*Exercise prompt*
Take every entry below and copy it out word for word.

[Dataset rows for apps and sites]
........
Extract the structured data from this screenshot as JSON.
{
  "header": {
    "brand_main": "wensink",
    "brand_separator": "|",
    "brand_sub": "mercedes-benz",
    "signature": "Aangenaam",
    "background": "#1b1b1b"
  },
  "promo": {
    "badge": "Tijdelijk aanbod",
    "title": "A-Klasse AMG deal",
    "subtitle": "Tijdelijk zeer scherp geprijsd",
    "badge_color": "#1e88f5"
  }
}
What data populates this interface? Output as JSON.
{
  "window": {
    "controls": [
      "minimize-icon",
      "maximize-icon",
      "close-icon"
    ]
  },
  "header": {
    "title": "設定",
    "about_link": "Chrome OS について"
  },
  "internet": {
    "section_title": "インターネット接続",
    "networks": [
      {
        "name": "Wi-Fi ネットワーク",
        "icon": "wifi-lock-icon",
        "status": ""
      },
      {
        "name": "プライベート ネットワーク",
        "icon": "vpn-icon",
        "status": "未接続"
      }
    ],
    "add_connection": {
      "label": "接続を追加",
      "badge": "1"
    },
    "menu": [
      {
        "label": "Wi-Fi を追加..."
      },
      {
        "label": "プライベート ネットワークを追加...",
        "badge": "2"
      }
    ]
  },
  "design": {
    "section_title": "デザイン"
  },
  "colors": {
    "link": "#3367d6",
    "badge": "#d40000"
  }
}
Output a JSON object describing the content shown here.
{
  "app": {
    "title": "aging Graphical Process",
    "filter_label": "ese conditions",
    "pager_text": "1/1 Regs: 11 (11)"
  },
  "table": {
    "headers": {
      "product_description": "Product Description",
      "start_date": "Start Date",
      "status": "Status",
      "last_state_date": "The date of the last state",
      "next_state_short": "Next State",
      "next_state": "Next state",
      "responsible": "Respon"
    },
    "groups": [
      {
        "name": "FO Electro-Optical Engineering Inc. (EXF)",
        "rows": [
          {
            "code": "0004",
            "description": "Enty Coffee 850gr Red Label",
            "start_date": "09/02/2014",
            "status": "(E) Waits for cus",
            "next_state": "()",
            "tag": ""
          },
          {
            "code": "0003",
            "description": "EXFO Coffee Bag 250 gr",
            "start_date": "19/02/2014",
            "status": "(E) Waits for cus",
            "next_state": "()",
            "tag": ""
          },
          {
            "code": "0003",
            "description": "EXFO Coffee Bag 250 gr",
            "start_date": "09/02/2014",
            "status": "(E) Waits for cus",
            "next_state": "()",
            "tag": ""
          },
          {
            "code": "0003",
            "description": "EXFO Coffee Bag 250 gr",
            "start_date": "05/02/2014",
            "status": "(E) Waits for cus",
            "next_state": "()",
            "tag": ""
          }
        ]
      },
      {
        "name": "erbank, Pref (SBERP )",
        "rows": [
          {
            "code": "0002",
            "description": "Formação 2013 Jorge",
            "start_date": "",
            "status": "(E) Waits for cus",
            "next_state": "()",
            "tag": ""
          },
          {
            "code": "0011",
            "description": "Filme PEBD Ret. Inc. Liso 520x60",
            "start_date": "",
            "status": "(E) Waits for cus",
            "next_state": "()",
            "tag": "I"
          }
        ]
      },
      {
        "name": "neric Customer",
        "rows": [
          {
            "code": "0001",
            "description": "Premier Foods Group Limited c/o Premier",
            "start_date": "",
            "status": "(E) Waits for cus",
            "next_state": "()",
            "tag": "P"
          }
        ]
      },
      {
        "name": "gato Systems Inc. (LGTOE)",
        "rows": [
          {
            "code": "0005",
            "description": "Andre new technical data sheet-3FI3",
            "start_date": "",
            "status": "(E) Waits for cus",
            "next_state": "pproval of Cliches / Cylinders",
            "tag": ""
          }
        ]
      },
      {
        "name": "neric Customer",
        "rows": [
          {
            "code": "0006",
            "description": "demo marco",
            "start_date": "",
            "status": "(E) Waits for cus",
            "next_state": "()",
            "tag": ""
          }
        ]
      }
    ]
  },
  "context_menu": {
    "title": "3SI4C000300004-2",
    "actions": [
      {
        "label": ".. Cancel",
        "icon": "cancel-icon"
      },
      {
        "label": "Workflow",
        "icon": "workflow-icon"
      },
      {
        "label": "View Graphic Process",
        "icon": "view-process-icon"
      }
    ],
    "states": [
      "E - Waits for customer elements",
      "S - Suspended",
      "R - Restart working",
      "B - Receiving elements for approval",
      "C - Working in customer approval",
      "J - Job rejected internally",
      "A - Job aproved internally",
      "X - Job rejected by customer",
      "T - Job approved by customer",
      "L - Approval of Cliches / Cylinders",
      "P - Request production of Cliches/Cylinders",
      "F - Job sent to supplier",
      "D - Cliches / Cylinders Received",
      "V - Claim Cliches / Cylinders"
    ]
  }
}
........
*Answer for this exercise*
Extract the structured data from this screenshot as JSON.
{
  "header": {
    "brand_main": "wensink",
    "brand_separator": "|",
    "brand_sub": "mercedes-benz",
    "signature": "Aangenaam",
    "background": "#1b1b1b"
  },
  "promo": {
    "badge": "Tijdelijk aanbod",
    "title": "A-Klasse AMG deal",
    "subtitle": "Tijdelijk zeer scherp geprijsd",
    "badge_color": "#1e88f5"
  }
}
What data populates this interface? Output as JSON.
{
  "window": {
    "controls": [
      "minimize-icon",
      "maximize-icon",
      "close-icon"
    ]
  },
  "header": {
    "title": "設定",
    "about_link": "Chrome OS について"
  },
  "internet": {
    "section_title": "インターネット接続",
    "networks": [
      {
        "name": "Wi-Fi ネットワーク",
        "icon": "wifi-lock-icon",
        "status": ""
      },
      {
        "name": "プライベート ネットワーク",
        "icon": "vpn-icon",
        "status": "未接続"
      }
    ],
    "add_connection": {
      "label": "接続を追加",
      "badge": "1"
    },
    "menu": [
      {
        "label": "Wi-Fi を追加..."
      },
      {
        "label": "プライベート ネットワークを追加...",
        "badge": "2"
      }
    ]
  },
  "design": {
    "section_title": "デザイン"
  },
  "colors": {
    "link": "#3367d6",
    "badge": "#d40000"
  }
}
Output a JSON object describing the content shown here.
{
  "app": {
    "title": "aging Graphical Process",
    "filter_label": "ese conditions",
    "pager_text": "1/1 Regs: 11 (11)"
  },
  "table": {
    "headers": {
      "product_description": "Product Description",
      "start_date": "Start Date",
      "status": "Status",
      "last_state_date": "The date of the last state",
      "next_state_short": "Next State",
      "next_state": "Next state",
      "responsible": "Respon"
    },
    "groups": [
      {
        "name": "FO Electro-Optical Engineering Inc. (EXF)",
        "rows": [
          {
            "code": "0004",
            "description": "Enty Coffee 850gr Red Label",
            "start_date": "09/02/2014",
            "status": "(E) Waits for cus",
            "next_state": "()",
            "tag": ""
          },
          {
            "code": "0003",
            "description": "EXFO Coffee Bag 250 gr",
            "start_date": "19/02/2014",
            "status": "(E) Waits for cus",
            "next_state": "()",
            "tag": ""
          },
          {
            "code": "0003",
            "description": "EXFO Coffee Bag 250 gr",
            "start_date": "09/02/2014",
            "status": "(E) Waits for cus",
            "next_state": "()",
            "tag": ""
          },
          {
            "code": "0003",
            "description": "EXFO Coffee Bag 250 gr",
            "start_date": "05/02/2014",
            "status": "(E) Waits for cus",
            "next_state": "()",
            "tag": ""
          }
        ]
      },
      {
        "name": "erbank, Pref (SBERP )",
        "rows": [
          {
            "code": "0002",
            "description": "Formação 2013 Jorge",
            "start_date": "",
            "status": "(E) Waits for cus",
            "next_state": "()",
            "tag": ""
          },
          {
            "code": "0011",
            "description": "Filme PEBD Ret. Inc. Liso 520x60",
            "start_date": "",
            "status": "(E) Waits for cus",
            "next_state": "()",
            "tag": "I"
          }
        ]
      },
      {
        "name": "neric Customer",
        "rows": [
          {
            "code": "0001",
            "description": "Premier Foods Group Limited c/o Premier",
            "start_date": "",
            "status": "(E) Waits for cus",
            "next_state": "()",
            "tag": "P"
          }
        ]
      },
      {
        "name": "gato Systems Inc. (LGTOE)",
        "rows": [
          {
            "code": "0005",
            "description": "Andre new technical data sheet-3FI3",
            "start_date": "",
            "status": "(E) Waits for cus",
            "next_state": "pproval of Cliches / Cylinders",
            "tag": ""
          }
        ]
      },
      {
        "name": "neric Customer",
        "rows": [
          {
            "code": "0006",
            "description": "demo marco",
            "start_date": "",
            "status": "(E) Waits for cus",
            "next_state": "()",
            "tag": ""
          }
        ]
      }
    ]
  },
  "context_menu": {
    "title": "3SI4C000300004-2",
    "actions": [
      {
        "label": ".. Cancel",
        "icon": "cancel-icon"
      },
      {
        "label": "Workflow",
        "icon": "workflow-icon"
      },
      {
        "label": "View Graphic Process",
        "icon": "view-process-icon"
      }
    ],
    "states": [
      "E - Waits for customer elements",
      "S - Suspended",
      "R - Restart working",
      "B - Receiving elements for approval",
      "C - Working in customer approval",
      "J - Job rejected internally",
      "A - Job aproved internally",
      "X - Job rejected by customer",
      "T - Job approved by customer",
      "L - Approval of Cliches / Cylinders",
      "P - Request production of Cliches/Cylinders",
      "F - Job sent to supplier",
      "D - Cliches / Cylinders Received",
      "V - Claim Cliches / Cylinders"
    ]
  }
}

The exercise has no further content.